DATA TO PROCESS:
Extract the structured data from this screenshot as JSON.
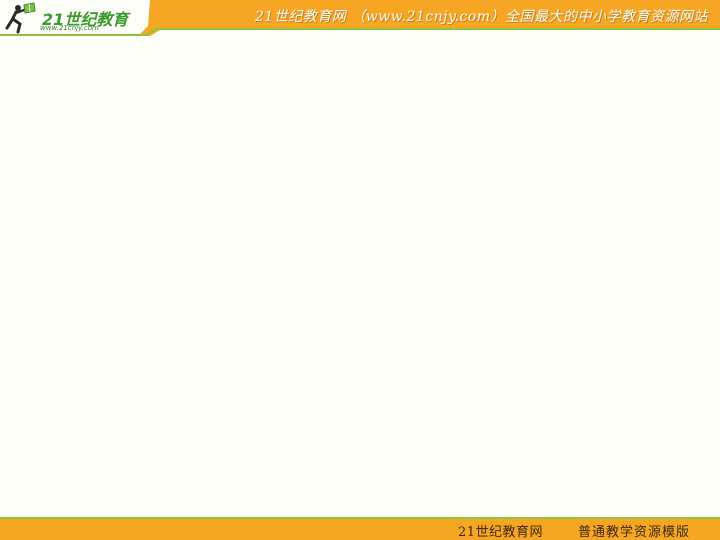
{
  "header": {
    "logo_text": "21世纪教育",
    "logo_subtext": "www.21cnjy.com",
    "title": "21世纪教育网 （www.21cnjy.com）全国最大的中小学教育资源网站"
  },
  "footer": {
    "left_text": "21世纪教育网",
    "right_text": "普通教学资源模版"
  },
  "colors": {
    "accent_orange": "#f6a623",
    "accent_green": "#8cc63f",
    "background": "#fffff9"
  },
  "icons": {
    "logo": "runner-with-book-icon"
  }
}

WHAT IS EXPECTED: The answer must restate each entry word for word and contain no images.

RESULT:
Extract the structured data from this screenshot as JSON.
{
  "header": {
    "logo_text": "21世纪教育",
    "logo_subtext": "www.21cnjy.com",
    "title": "21世纪教育网 （www.21cnjy.com）全国最大的中小学教育资源网站"
  },
  "footer": {
    "left_text": "21世纪教育网",
    "right_text": "普通教学资源模版"
  },
  "colors": {
    "accent_orange": "#f6a623",
    "accent_green": "#8cc63f",
    "background": "#fffff9"
  },
  "icons": {
    "logo": "runner-with-book-icon"
  }
}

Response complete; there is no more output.